I learned several things. First of all, how you have to be extremely careful about the accuracy of reports on Twitter. You have to check the source all the time, find others who confirm the claim, and even in those cases still be skeptical because rumors can fly fast on Twitter. The velocity at which bad information can travel on Twitter (or other social networks like Facebook) is amazing, but similarly interesting is if you have the patience, the bad reports almost always correct themselves on social networks in time. I also learned that people often get really excited when you reach out to them on Twitter, hence the social side of this social medium.
5. You went on to create the first Twitter class taught at the college-level. What did you teach in that class?
Yes, it was an amazing experience and I’m thankful that DePaul University gave me the opportunity. The class was called Digital Editing and it focused on how to track news reports through the real-time Web, ways to verify such reports, the best ways to find them, curate them and present them. It was very hands-on and students learned by using social media themselves and writing up Web articles based on their research.
6. How can a college communication program integrate social media into its curriculum?
Just as news organizations are weaving social media into their daily work, it’s critical that college communication programs seamlessly integrate social media into all their classes. It’s nice to have separate social media classes, but in a perfect world, it becomes part of every class and the students will have experience working with social media that they can tout on their resumes and in job interviews.
7. In your opinion, how has the social media space evolved in the past two years? Where do you see social media headed next?
The most exciting part about social media is the speed at which it’s developed and grown and how it continues to evolve. Social media two years ago is different than social media today, and it’ll be different two years from now. The adoption of sites like Twitter and Facebook by all sorts of industries and the creative uses have grown exponentially, and there will likely be even more ways to use these sites and additional sites like them in the future. It’s fascinating to watch the space evolve and for anyone interested in it, I’d recommend tracking developments by reading up on the latest social media news at every opportunity.
8. Because of your role at Huffington Post, you need to stay on top of the news more than anyone. What are your must-read websites?
Twitter. It may sound silly, but the way I have my lists set up, searches, TweetDeck columns, and so on, I don’t have to chase the news as much; the news comes to me. If you have carefully curated groupings based on your interests, any one can do the same. Of course it’s like RSS of old but with a personal touch; the human side of Twitter, conversations and personalization are what make it so attractive. There are some other sites I’ll check out, but the vast majority of news comes to me through Twitter.
9. How do you disconnect and recharge yourself?
It’s tough and I need to get better at it, frankly! Everyone needs to do it and it’s so important to live a healthy, balanced life to turn those phones off and spend some time away from the computer. I do enjoy going for walks, running, watching movies, and playing on the iPad (turning WiFi off first), all of which I disconnect for a bit.
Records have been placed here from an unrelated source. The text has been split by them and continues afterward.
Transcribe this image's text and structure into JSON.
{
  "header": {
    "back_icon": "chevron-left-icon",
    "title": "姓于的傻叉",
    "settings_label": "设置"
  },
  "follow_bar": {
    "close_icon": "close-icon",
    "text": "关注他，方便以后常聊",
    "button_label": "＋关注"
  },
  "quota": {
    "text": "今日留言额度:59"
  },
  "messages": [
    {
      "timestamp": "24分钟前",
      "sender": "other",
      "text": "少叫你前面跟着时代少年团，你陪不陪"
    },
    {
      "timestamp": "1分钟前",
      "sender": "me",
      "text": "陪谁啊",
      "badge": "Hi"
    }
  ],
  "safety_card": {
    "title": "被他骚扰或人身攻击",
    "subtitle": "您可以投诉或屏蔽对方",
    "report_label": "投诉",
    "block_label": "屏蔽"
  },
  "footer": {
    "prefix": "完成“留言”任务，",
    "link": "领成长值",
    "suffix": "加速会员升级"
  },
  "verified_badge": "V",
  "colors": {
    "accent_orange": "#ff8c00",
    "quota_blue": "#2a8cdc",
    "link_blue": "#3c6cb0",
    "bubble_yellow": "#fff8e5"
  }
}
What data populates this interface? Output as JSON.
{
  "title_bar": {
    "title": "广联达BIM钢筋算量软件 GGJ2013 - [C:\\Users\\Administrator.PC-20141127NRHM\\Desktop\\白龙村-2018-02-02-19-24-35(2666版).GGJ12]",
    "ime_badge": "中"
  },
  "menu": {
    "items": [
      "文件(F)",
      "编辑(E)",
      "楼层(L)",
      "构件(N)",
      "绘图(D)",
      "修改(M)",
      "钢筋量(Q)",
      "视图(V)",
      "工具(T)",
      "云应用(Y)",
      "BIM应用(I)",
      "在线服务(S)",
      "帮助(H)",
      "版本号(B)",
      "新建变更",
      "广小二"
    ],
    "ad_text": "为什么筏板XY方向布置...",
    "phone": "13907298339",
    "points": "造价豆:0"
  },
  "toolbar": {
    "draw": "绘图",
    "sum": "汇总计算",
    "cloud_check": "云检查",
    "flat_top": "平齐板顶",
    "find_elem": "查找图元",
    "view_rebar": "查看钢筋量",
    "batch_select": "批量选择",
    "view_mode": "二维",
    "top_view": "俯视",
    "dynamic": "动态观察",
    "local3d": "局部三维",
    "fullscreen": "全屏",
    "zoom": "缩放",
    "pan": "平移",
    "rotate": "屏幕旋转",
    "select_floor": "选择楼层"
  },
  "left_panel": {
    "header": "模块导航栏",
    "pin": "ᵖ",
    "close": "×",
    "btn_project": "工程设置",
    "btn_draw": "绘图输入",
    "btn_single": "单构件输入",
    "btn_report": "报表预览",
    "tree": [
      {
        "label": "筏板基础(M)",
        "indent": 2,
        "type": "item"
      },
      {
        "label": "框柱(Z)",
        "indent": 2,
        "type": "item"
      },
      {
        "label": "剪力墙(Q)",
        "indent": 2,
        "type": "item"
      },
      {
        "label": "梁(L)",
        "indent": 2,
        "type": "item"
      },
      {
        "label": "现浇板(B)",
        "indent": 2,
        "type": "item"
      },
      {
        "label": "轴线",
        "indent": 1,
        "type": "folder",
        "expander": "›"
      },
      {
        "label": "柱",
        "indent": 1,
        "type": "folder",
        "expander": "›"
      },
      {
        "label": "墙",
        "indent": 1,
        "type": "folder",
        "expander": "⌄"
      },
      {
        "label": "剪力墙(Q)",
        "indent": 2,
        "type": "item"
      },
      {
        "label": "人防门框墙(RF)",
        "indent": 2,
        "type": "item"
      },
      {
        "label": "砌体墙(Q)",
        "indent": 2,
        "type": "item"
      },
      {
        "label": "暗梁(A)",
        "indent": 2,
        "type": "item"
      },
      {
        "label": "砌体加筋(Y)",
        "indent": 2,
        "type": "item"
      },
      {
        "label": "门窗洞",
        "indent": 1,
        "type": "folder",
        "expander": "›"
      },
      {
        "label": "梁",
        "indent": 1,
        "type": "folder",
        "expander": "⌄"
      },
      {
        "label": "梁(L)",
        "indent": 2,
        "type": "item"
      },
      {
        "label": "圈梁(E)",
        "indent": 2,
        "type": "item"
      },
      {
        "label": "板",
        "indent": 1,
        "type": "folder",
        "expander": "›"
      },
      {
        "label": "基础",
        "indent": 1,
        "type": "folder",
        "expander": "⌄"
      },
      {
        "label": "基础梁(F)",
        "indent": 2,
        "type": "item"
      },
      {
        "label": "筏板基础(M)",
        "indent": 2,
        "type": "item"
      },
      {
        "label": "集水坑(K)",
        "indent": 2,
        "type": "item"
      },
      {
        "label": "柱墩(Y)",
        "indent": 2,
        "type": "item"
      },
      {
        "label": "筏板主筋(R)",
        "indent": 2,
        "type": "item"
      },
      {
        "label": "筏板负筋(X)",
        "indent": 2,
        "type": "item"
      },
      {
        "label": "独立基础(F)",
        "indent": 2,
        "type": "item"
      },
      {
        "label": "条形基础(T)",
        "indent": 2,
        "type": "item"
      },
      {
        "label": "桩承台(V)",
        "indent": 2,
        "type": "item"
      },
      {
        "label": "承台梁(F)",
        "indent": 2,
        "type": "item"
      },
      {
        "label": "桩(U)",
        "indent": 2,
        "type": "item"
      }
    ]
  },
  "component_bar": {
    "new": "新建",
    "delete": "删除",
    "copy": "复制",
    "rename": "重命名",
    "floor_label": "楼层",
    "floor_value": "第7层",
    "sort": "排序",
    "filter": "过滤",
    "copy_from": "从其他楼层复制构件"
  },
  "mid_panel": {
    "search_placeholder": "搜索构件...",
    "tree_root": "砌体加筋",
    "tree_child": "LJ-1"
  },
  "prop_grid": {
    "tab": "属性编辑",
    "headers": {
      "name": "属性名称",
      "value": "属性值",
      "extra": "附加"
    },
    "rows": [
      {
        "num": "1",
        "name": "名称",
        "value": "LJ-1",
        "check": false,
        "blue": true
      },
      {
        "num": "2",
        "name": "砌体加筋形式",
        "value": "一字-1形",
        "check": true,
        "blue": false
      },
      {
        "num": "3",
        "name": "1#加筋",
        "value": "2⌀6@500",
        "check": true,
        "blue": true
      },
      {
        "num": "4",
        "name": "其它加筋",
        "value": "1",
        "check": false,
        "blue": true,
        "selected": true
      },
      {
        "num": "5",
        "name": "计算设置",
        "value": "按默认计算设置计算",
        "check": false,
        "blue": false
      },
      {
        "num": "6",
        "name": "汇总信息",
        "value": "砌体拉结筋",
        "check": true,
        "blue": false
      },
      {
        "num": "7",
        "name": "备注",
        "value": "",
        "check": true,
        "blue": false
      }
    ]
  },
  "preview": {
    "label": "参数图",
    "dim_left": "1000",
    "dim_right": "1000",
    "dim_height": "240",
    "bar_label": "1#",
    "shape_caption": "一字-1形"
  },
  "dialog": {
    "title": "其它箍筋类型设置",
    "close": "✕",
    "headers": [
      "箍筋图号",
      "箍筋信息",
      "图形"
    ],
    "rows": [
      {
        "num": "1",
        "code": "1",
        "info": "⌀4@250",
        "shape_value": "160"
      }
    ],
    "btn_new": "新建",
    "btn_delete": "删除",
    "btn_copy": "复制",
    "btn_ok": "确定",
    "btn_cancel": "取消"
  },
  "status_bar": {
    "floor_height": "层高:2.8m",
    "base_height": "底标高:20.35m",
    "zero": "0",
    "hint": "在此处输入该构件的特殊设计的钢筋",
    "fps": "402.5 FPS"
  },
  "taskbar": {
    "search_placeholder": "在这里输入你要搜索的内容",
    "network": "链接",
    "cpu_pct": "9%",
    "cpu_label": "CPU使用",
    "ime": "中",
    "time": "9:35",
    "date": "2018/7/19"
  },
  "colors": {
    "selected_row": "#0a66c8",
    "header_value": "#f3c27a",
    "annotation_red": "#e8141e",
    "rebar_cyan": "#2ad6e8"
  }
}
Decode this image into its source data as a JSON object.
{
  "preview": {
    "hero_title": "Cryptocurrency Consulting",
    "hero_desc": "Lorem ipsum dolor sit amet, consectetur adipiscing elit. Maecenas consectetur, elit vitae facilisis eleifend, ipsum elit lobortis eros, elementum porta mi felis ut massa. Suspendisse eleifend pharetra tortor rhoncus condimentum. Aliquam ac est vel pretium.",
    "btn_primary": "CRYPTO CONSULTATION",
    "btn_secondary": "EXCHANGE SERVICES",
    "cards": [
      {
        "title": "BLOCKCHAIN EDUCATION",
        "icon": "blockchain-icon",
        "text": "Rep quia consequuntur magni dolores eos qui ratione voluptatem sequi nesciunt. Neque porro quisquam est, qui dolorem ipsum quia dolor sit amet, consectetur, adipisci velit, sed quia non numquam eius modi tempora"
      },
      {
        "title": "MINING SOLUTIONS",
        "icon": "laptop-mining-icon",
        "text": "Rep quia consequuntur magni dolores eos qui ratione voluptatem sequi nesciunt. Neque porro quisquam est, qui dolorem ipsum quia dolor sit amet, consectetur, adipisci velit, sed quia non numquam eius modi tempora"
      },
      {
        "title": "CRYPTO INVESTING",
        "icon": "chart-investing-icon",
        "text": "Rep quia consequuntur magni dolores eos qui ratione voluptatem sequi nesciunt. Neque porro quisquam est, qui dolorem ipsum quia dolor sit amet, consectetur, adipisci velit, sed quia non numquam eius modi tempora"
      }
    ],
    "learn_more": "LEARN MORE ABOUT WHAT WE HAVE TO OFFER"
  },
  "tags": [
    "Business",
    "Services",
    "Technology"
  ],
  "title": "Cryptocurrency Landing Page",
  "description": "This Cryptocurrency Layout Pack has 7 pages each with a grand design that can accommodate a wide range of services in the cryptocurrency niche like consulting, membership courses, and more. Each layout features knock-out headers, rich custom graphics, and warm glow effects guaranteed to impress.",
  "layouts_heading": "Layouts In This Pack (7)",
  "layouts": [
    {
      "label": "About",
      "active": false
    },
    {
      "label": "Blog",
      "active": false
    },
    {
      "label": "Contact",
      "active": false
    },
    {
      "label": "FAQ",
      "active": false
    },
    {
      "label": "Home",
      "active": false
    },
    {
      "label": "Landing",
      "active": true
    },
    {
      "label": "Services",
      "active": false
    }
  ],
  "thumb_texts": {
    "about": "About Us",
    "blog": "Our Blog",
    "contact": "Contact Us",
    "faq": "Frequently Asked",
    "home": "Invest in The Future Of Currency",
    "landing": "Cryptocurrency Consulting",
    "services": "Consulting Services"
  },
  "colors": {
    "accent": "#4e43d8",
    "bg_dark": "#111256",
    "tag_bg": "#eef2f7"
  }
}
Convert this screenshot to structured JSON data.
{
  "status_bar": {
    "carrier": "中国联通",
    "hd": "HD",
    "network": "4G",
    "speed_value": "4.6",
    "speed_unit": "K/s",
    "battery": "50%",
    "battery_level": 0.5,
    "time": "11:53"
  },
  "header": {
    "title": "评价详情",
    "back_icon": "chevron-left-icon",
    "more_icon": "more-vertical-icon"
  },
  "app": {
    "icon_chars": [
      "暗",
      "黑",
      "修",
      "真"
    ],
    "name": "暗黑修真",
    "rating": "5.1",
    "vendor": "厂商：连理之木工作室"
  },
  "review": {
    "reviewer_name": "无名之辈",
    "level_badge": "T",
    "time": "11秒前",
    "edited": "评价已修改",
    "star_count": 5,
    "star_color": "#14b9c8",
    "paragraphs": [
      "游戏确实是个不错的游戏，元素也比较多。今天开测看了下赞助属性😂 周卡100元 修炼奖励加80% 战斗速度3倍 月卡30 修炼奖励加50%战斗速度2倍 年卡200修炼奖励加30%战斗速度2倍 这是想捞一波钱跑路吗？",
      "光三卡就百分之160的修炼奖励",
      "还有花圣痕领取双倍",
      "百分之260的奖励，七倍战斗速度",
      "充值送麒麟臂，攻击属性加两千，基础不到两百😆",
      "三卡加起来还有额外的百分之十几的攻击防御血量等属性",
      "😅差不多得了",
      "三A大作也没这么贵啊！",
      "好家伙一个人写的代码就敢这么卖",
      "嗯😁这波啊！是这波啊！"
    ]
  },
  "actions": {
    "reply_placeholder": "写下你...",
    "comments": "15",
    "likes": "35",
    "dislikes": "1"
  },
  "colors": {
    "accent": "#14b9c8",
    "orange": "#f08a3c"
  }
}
I also like to read but have trouble making time to do so! Have to work on that.
10. Finally, what do you say to the critics who say Twitter is just for people who talk about what they had for breakfast?
Of course it’s not! Maybe a few years ago, and as I said earlier, I started using Twitter myself by proclaiming to (well, nobody at the time, no followers) that I was eating chicken fingers! If you look at the most creative, interesting Twitter feeds though, it’s clearly evolved into a much more mature ecosystem. You just have to hunt for those accounts related to the niches you’re interested in. They’re out there, sometimes tough to find, but when you find them, you’ll likely never see a single reference to food (unless a niche you’re interested in is food itself).